Watch: Reporter stands in 100 mph wind tunnel to simulate hurricane
Ever wonder what it would be like to stand in a hurricane?
One reporter from our sister station Circa decided to try and do just that, courtesy of the University of Maryland's Glenn L. Martin Wind Tunnel.
Watch what happens as the wind speeds reach 100 mph:
This is really the only safe way to experience 100 mph winds. Trying to do this in an actual hurricane and you stand a good chance (or not stand...) of getting whacked with debris.
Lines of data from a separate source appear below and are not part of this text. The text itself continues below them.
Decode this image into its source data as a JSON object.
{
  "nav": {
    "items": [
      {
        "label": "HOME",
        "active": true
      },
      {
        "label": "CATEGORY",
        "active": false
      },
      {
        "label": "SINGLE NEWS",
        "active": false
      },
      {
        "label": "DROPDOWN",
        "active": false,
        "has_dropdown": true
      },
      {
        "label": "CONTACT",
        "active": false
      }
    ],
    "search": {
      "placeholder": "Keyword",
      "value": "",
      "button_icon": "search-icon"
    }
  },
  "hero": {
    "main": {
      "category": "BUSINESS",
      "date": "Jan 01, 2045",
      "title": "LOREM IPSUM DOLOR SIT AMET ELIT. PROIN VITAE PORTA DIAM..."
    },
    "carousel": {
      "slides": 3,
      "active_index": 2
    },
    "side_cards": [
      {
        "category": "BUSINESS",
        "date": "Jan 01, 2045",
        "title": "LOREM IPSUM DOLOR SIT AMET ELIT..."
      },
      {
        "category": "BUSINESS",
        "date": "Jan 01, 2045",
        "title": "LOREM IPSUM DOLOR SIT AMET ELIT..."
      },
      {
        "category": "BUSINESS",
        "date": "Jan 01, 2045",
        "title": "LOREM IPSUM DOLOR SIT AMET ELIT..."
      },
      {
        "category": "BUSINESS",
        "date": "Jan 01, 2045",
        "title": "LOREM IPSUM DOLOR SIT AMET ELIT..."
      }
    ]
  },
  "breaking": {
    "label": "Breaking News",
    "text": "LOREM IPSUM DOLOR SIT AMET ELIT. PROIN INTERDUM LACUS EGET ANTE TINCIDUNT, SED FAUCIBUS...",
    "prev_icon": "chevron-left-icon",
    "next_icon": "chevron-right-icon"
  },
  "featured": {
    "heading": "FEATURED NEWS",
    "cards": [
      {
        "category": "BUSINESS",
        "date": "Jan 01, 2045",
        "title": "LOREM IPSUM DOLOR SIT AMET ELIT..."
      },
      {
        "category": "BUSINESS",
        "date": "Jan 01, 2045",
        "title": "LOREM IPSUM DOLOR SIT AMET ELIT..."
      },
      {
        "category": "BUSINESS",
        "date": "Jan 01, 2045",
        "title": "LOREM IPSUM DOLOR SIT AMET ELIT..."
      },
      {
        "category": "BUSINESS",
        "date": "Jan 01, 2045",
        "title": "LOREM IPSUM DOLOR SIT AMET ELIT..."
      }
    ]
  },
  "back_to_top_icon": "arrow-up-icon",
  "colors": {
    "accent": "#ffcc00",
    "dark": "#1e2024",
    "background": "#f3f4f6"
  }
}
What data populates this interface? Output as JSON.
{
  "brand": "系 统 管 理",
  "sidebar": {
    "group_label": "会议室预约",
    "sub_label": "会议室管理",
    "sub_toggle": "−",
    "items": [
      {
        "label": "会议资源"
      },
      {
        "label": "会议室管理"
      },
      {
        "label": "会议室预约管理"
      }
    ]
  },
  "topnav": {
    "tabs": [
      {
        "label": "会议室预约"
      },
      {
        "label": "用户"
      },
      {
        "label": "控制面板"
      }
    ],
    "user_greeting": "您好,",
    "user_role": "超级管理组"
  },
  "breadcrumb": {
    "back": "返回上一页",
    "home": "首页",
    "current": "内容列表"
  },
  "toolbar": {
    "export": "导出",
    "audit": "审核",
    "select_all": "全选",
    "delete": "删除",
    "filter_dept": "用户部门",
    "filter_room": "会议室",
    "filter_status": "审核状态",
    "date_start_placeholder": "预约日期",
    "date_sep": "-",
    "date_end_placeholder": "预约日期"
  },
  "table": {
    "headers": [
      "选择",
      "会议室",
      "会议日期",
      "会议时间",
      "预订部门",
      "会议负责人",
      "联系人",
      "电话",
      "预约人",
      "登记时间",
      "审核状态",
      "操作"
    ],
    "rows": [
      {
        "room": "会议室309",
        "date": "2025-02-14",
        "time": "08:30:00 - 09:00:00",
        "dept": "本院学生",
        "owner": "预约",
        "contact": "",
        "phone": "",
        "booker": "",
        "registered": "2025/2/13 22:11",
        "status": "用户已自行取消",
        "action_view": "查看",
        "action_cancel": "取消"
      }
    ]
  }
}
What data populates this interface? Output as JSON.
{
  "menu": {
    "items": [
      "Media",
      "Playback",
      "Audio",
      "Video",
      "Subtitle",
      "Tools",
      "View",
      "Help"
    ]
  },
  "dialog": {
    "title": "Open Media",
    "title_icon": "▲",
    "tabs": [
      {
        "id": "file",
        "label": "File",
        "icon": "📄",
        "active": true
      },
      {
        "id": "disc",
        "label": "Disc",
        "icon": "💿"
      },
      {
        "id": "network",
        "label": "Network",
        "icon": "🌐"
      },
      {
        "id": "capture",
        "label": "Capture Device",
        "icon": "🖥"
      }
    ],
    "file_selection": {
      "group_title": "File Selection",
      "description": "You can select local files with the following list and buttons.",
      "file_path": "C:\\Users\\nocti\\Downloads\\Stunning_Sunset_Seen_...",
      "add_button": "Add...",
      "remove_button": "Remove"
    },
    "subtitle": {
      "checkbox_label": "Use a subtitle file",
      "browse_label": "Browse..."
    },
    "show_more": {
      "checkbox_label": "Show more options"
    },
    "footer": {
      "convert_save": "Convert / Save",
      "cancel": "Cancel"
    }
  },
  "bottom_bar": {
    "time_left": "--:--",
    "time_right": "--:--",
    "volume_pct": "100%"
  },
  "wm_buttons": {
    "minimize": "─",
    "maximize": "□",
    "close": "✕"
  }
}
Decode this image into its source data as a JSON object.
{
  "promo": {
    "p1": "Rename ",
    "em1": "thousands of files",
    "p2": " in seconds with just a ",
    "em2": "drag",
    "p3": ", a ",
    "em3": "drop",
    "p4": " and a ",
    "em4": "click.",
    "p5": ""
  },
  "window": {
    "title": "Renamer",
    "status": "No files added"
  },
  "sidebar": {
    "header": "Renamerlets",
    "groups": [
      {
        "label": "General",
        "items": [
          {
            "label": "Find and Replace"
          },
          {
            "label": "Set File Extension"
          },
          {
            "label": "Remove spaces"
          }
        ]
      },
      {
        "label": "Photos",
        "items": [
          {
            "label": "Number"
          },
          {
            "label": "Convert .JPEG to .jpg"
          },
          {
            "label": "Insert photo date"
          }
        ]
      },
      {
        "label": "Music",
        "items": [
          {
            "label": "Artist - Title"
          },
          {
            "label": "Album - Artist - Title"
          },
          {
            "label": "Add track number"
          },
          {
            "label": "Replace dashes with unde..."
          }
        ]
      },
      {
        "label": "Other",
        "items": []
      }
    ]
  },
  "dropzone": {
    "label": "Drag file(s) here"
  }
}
Of course, hurricanes are not something we need to be concerned about in the Northwest. Even official "hurricane force" winds are difficult to come by, which requires a sustained 74 mph wind. We can reach gusts of 74 mph in some of our stronger fall and winter windstorms, but getting that kind of speed sustained is exceedingly rare, unless you're standing atop Hurricane Ridge or Crystal Mountain (where wind gauges record gusts of 100-115 mph on the mountain ridges during our stronger storms.)
Still, even though we don't get hurricanes or hurricane force winds, being out even in our routine 30 mph sustained/gust to 50-55 mph winds can be dangerous.